How to complete this task: In the records that follow, find each line with "name" and pull it out.

Listed records:
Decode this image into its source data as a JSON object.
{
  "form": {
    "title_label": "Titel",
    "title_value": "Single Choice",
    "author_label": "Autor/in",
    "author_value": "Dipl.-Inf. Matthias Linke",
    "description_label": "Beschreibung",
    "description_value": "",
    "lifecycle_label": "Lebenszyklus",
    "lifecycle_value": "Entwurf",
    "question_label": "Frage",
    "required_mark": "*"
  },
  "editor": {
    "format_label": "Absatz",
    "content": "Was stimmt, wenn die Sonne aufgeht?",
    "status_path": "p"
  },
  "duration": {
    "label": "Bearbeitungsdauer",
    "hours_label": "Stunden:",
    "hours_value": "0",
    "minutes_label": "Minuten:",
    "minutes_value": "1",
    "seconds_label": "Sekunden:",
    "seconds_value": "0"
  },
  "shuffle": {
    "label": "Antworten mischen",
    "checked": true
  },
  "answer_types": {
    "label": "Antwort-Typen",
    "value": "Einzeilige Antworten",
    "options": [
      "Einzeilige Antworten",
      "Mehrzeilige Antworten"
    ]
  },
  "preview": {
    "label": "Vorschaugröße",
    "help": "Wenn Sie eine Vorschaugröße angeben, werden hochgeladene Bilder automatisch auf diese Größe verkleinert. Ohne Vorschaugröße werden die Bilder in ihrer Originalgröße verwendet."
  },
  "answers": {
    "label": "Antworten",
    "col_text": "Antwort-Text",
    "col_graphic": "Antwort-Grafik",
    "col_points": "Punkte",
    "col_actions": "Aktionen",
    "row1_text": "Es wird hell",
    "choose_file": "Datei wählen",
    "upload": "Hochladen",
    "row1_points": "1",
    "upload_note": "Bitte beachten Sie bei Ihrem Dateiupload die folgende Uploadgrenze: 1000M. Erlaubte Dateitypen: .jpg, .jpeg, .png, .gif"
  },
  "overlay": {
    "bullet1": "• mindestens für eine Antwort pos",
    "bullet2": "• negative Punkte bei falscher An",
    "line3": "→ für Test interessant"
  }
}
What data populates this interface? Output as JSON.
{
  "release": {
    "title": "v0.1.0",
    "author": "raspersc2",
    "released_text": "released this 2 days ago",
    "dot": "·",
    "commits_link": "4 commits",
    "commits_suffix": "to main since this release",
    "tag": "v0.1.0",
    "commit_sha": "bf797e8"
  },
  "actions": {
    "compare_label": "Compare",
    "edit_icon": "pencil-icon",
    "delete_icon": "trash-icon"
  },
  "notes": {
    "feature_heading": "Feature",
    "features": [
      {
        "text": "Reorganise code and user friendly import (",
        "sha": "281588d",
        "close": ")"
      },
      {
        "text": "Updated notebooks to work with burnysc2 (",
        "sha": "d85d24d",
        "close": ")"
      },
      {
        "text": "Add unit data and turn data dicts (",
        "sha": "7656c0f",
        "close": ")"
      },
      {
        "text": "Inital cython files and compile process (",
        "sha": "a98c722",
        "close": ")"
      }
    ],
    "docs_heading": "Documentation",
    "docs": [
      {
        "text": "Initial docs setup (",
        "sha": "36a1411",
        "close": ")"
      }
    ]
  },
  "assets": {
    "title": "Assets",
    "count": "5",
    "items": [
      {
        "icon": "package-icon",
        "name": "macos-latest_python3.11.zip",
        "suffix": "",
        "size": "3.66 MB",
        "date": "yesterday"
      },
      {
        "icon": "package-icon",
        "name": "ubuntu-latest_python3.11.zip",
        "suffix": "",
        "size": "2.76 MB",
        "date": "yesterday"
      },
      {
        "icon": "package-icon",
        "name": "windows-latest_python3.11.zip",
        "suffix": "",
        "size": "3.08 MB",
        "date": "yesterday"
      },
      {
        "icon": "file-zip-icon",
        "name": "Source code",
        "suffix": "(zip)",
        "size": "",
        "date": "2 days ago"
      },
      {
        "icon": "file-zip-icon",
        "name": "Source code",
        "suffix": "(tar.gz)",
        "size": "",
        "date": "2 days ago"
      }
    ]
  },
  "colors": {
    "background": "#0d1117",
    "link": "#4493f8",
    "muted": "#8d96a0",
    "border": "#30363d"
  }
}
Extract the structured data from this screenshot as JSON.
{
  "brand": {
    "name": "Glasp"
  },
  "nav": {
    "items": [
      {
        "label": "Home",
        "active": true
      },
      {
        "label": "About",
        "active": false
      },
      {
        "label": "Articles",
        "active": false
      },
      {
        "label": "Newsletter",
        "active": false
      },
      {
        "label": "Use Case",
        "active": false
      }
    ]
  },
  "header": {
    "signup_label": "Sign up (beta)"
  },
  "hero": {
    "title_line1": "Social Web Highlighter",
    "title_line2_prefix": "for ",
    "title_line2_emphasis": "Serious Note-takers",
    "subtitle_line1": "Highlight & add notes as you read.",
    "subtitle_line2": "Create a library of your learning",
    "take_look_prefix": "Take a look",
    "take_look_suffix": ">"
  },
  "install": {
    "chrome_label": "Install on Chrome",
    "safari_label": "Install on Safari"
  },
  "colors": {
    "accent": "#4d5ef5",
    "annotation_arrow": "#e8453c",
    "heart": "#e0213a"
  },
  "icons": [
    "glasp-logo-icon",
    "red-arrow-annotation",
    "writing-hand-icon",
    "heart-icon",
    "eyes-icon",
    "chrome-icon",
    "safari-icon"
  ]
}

The completed task:
        "name": "macos-latest_python3.11.zip",
        "name": "ubuntu-latest_python3.11.zip",
        "name": "windows-latest_python3.11.zip",
        "name": "Source code",
        "name": "Source code",
    "name": "Glasp"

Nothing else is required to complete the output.